How lucky we are to be alive right now.” Those lyrics from Hamilton, when applied to innovation in health care, remind us how often life imitates art. One of health care’s most dramatic advances has been the progress of precision medicine, wherein medical treatment is tailored to the individual characteristics of each patient. Yet payers and providers have been slow to adopt precision medicine.
Health plans can change that by extending coverage and ensuring that genetic testing and therapies provide value. However, this opportunity raises questions for health plan leaders on where to invest—and how to access the best data needed to inform decisions.
Payers interested in taking the lead in precision medicine should consider these three critical actions.
Tie precision medicine to innovative value-based payment contracts. Exciting developments are taking shape around health plans’ approach to precision medicine risk. For example, Harvard Pilgrim Health Care signed a value-based contract with Illumina, a genetic technologies company, centered on next-generation sequencing. Harvard Pilgrim has agreed to cover the cost of noninvasive prenatal genetic testing for younger women, even those with average-risk pregnancies. As a result, the insurer is playing an important role in expanding testing for a broader population.
The Harvard Pilgrim example shows a shift from the traditional approach to value-based payment that is based on standardization of care. But that established formulation may not align with precision medicine, where testing and treatment is based on factors such as the individual’s family history and genetic profile.
Health plans can develop a value-based approach to precision medicine through shared-risk arrangements, such as monthly payments for members’ access to specific tests, not to exceed a predetermined amount.
One place to begin: Coverage for treatments with proven clinical efficacy or genetic tests that are backed by significant data, such as genetic testing for cancer.
Invest in infrastructure for precision medicine data collection, sharing, and storage. At a time when more than 75,000 genetic tests are on the market and numerous new tests are introduced each day, three out of four providers say existing electronic health record functionality is not adequate for advanced precision medicine and clinical decision making support. Meanwhile, data-storage capabilities aren’t keeping up with the continually increasing amount of member data.

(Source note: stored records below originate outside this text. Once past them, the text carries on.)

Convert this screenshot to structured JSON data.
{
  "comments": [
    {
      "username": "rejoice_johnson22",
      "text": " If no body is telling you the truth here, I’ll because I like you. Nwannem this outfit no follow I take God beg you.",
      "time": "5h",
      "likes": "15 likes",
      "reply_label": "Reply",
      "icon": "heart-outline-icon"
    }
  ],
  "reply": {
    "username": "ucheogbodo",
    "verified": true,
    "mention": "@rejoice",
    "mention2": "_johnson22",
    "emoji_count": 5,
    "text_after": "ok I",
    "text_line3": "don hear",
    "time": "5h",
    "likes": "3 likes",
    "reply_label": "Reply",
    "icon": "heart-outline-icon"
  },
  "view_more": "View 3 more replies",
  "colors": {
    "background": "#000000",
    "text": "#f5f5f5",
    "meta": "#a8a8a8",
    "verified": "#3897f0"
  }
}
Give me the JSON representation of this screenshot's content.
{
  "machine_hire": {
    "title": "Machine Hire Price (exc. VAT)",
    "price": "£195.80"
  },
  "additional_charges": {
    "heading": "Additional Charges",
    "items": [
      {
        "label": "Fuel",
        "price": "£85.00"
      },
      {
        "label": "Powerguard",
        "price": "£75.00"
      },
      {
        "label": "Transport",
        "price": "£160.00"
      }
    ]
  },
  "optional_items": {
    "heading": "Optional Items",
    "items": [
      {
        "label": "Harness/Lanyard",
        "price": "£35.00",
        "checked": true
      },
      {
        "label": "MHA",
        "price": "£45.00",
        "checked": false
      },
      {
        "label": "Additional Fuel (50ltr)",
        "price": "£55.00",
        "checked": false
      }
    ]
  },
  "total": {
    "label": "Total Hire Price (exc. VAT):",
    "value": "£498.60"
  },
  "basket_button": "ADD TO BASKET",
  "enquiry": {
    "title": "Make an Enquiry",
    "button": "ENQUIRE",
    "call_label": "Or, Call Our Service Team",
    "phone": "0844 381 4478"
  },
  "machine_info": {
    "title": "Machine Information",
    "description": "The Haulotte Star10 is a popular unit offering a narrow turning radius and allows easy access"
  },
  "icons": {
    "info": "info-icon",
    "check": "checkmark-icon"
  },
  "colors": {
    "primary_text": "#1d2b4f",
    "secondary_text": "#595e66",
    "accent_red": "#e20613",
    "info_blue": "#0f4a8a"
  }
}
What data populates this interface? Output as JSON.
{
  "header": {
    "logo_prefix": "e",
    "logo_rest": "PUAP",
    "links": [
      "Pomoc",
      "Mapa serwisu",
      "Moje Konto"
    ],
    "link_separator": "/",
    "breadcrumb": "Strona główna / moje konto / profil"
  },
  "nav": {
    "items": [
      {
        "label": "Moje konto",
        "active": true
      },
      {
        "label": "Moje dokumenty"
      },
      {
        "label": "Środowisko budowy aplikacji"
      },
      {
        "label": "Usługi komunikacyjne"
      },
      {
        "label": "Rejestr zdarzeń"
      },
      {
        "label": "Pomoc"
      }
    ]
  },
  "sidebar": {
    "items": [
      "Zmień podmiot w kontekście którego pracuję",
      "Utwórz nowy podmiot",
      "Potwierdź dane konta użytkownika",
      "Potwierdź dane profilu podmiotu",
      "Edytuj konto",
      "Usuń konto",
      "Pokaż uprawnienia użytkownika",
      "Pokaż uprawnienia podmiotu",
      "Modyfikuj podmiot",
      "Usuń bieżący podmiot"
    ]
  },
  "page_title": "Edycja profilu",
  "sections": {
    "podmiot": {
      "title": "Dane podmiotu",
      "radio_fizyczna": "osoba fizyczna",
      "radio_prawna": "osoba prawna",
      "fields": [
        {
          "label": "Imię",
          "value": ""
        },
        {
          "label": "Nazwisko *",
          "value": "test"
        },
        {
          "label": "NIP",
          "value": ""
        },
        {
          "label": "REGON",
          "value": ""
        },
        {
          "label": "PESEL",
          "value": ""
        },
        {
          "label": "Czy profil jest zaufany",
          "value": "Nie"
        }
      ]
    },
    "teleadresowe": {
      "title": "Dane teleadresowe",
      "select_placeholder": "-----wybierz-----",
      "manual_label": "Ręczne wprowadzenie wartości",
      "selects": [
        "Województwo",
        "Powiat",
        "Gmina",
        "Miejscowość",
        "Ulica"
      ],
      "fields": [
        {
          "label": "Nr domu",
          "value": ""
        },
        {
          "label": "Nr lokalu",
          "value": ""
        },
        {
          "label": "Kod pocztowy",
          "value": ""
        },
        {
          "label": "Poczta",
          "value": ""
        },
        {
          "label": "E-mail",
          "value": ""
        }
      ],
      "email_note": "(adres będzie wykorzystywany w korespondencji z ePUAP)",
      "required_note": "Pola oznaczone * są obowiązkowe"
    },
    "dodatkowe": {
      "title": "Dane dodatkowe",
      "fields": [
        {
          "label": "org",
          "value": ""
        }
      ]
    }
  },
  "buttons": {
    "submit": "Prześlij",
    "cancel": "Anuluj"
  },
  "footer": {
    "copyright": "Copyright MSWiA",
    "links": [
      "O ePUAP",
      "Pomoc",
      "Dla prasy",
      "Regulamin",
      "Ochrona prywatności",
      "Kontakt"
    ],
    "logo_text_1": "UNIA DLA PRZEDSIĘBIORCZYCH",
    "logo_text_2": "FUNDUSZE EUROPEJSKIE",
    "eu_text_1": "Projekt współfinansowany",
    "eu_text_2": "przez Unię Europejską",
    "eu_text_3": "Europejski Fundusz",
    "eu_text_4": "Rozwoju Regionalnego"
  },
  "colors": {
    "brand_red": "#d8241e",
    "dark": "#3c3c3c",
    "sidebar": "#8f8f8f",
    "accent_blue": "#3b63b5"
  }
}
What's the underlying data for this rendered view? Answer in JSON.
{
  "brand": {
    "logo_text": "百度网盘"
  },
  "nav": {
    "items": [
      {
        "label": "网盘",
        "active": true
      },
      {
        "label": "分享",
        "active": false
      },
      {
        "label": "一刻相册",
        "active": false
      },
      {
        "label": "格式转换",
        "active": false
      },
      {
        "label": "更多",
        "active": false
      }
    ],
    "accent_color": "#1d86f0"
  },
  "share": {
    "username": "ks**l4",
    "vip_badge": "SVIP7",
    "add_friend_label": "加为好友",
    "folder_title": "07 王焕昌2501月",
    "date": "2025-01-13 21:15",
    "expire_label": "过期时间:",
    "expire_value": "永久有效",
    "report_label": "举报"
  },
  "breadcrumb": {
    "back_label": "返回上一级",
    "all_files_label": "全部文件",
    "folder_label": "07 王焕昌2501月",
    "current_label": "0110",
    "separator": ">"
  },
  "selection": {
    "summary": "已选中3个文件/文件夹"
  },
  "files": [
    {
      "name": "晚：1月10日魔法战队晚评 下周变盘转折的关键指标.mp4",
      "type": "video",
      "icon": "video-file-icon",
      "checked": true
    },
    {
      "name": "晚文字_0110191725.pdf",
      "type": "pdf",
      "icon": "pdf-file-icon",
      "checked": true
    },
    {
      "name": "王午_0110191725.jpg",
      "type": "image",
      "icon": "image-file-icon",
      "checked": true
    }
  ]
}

Health plans should outline the data and data sources needed for effective decision making. Then they should partner with organizations to implement platforms that enhance data permutations and accessibility. Tools that link financial and clinical data can help health plans better assess the value of specific tests and therapies based on clinical effectiveness and cost.
Adopt artificial intelligence and rapid-learning systems that extract more meaningful information from clinical and claims data. AI shows high potential to transform massive amounts of genetic data into clinically actionable knowledge, such as the ability to target the right treatments for specific cancers. Data insight platforms that make sense of clinical, cost, and genomic data are critical for:
Some health plans are investing in predictive analytics to assess genetic claim trends. They are using the results to zero in on top areas of genetic testing spend. Certain patterns can point to overbilling, such as billing for multiple units of service and inappropriate coding.
Health plans can lead wide-scale precision medicine adoption, but they need access to data-informed insights to make the right coverage decisions and support clinically effective care. As precision medicine continues to revolutionize health care, a value-based approach will deliver better outcomes for all stake-holders.